The negative point of having obsessions, for an autistic person is that the interest can become all consuming. The positive is that doing the thing which we love is likely to bring a great deal of happiness to our lives. Indeed, I rapidly become insufferable and highly depressed without having an obsession.

The issue is always in finding the balance.


I’ve mentioned before that we’re all unique and that the ND individual might have differing behaviour patterns to a PNT.

I’m short on time today and I’m not going to write a massive article on each of my own traits, but I wanted to discuss just one: I talk to myself, I can’t recall a time when I didn’t. It’s something I tend to do for clarity of thought. Sometimes I simply mutter, whereas on other occasions I can express a full monologue.

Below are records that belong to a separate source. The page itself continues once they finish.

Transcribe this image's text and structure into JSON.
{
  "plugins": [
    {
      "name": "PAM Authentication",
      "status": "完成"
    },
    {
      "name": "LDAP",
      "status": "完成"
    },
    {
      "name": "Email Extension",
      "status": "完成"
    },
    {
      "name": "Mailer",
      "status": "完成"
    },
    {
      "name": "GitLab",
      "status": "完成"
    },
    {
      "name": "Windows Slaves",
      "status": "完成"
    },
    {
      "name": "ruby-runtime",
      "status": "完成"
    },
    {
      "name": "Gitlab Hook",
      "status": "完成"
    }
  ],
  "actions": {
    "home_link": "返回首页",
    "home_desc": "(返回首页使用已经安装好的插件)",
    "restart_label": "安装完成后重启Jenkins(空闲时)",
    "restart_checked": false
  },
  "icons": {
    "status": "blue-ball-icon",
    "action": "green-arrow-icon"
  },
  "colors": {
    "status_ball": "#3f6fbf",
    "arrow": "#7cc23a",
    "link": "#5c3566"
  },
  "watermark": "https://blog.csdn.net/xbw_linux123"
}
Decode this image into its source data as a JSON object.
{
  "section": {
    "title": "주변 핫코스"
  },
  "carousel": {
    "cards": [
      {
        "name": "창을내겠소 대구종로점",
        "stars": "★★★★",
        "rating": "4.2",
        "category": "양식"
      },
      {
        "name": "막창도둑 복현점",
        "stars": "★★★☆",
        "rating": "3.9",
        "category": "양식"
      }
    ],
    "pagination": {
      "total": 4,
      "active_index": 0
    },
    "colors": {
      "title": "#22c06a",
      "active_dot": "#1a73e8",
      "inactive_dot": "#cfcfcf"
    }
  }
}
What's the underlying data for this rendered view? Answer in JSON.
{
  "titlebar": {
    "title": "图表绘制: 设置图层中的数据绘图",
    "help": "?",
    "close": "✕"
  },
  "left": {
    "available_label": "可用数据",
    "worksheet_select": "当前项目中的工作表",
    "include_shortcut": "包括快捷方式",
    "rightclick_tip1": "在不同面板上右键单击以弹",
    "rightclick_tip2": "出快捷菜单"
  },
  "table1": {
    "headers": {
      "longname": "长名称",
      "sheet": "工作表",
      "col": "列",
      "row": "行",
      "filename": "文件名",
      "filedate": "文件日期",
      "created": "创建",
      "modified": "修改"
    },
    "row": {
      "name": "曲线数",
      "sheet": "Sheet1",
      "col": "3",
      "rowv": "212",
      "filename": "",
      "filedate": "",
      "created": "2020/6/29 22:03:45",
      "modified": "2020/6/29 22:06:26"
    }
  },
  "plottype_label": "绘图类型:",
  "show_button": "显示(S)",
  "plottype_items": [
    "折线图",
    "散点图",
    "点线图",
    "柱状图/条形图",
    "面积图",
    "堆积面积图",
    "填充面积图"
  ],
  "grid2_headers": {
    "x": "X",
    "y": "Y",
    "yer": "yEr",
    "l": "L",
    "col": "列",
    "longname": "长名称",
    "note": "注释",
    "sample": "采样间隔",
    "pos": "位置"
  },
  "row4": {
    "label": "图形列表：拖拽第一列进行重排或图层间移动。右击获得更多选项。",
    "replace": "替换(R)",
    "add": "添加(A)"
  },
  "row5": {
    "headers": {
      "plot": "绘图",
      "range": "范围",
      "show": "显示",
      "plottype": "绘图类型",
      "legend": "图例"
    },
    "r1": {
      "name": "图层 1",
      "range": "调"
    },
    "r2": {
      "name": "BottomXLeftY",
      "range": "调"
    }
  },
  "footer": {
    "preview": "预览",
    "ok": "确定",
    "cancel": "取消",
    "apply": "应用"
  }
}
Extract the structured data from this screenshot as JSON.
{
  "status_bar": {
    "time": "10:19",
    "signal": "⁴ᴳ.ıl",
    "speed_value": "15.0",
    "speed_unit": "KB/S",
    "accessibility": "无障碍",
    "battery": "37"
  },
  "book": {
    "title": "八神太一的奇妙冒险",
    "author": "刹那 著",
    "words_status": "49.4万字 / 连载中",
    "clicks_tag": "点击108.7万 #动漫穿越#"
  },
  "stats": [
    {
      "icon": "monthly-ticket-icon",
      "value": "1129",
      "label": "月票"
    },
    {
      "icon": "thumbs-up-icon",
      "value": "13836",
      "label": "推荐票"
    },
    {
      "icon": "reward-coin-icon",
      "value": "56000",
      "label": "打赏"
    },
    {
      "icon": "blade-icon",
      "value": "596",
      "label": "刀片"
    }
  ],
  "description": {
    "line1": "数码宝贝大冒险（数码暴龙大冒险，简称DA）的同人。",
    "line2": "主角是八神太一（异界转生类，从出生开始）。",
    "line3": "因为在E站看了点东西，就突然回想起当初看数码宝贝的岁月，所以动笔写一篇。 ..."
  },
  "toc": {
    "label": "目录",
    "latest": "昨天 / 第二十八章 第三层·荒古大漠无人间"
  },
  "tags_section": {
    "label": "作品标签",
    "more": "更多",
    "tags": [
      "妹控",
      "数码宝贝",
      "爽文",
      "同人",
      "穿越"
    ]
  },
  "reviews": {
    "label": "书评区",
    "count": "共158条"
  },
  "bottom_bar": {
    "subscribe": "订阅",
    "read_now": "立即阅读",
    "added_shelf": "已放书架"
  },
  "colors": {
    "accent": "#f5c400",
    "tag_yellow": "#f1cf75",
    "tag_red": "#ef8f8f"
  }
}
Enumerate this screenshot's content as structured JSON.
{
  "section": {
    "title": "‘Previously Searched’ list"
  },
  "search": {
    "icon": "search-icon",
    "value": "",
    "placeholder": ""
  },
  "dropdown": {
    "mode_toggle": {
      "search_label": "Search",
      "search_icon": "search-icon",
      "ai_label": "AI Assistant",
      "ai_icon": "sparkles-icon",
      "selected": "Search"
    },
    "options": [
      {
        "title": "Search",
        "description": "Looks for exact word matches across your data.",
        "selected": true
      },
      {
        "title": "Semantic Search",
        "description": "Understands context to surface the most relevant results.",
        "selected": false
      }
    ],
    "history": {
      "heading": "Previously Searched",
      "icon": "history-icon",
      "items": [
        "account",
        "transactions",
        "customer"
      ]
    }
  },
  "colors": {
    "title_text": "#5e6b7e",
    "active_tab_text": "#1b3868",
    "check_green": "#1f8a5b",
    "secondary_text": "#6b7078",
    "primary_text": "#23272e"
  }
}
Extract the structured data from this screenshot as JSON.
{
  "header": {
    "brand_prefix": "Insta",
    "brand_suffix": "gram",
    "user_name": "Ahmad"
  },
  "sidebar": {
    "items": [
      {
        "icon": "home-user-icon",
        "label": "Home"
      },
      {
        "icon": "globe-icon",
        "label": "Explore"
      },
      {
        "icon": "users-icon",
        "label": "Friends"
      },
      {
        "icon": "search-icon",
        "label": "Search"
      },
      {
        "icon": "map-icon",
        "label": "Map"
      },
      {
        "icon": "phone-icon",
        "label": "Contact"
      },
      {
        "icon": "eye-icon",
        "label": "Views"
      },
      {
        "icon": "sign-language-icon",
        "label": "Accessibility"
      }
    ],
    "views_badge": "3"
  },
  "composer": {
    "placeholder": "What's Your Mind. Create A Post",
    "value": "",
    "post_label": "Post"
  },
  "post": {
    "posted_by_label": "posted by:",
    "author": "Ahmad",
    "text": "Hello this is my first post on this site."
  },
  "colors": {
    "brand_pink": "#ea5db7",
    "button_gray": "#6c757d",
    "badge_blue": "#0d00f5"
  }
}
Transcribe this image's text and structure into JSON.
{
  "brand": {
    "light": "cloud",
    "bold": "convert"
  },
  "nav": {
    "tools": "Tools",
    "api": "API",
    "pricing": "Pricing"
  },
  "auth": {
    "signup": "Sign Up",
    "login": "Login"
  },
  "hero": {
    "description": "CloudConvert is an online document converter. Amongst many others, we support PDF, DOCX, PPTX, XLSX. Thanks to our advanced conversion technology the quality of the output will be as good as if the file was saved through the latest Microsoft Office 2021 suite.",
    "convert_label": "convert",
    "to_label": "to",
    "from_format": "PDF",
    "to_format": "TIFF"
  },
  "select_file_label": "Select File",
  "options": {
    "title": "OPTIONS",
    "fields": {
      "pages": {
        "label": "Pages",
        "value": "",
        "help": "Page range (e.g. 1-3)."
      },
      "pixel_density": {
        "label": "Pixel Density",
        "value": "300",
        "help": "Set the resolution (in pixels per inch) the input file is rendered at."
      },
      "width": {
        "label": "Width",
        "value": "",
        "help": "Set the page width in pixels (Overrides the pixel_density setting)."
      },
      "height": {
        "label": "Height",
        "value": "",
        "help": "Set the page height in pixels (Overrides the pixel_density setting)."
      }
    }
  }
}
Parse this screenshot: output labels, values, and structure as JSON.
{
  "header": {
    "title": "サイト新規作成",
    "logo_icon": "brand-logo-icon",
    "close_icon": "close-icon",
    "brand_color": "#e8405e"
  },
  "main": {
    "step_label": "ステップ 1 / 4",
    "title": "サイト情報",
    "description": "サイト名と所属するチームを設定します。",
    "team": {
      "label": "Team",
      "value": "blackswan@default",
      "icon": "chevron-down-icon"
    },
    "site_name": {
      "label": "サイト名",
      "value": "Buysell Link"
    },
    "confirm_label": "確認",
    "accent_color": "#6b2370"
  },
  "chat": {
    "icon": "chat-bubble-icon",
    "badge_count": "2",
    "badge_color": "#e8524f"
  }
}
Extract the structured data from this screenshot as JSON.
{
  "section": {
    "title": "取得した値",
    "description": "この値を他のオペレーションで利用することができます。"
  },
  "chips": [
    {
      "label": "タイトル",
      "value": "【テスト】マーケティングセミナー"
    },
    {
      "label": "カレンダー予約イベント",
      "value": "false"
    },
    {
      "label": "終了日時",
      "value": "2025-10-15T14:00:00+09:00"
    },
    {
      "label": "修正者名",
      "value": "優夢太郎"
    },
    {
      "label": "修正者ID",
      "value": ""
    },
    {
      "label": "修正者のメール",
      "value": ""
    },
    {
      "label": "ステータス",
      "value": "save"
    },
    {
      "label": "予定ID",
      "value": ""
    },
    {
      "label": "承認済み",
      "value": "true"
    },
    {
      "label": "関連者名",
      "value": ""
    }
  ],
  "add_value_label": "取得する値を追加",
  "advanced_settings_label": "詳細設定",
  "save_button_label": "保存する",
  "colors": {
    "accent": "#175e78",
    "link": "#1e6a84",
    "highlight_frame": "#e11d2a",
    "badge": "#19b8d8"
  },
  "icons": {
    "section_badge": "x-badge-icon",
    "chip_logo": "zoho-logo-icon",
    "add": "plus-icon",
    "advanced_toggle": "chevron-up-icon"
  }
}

For clarification, I do not walk down the street, shouting at lampposts and pigeons: I’m not insane. I simply find that my thoughts are clearer and more logical if I can vocalise them. I’m sure that I’m not the only person who does this and I take the attitude that, whilst someone might find the concept of a person in their forties talking to themselves, as ‘a bit odd’, it helps me to organise my thoughts and to get things done. I also have an incredibly loud personal monologue, so where one stops and then other begins can be cloudy.

Anyway, I would be interested in whether this vocalisation helps others. Feel free to leave comment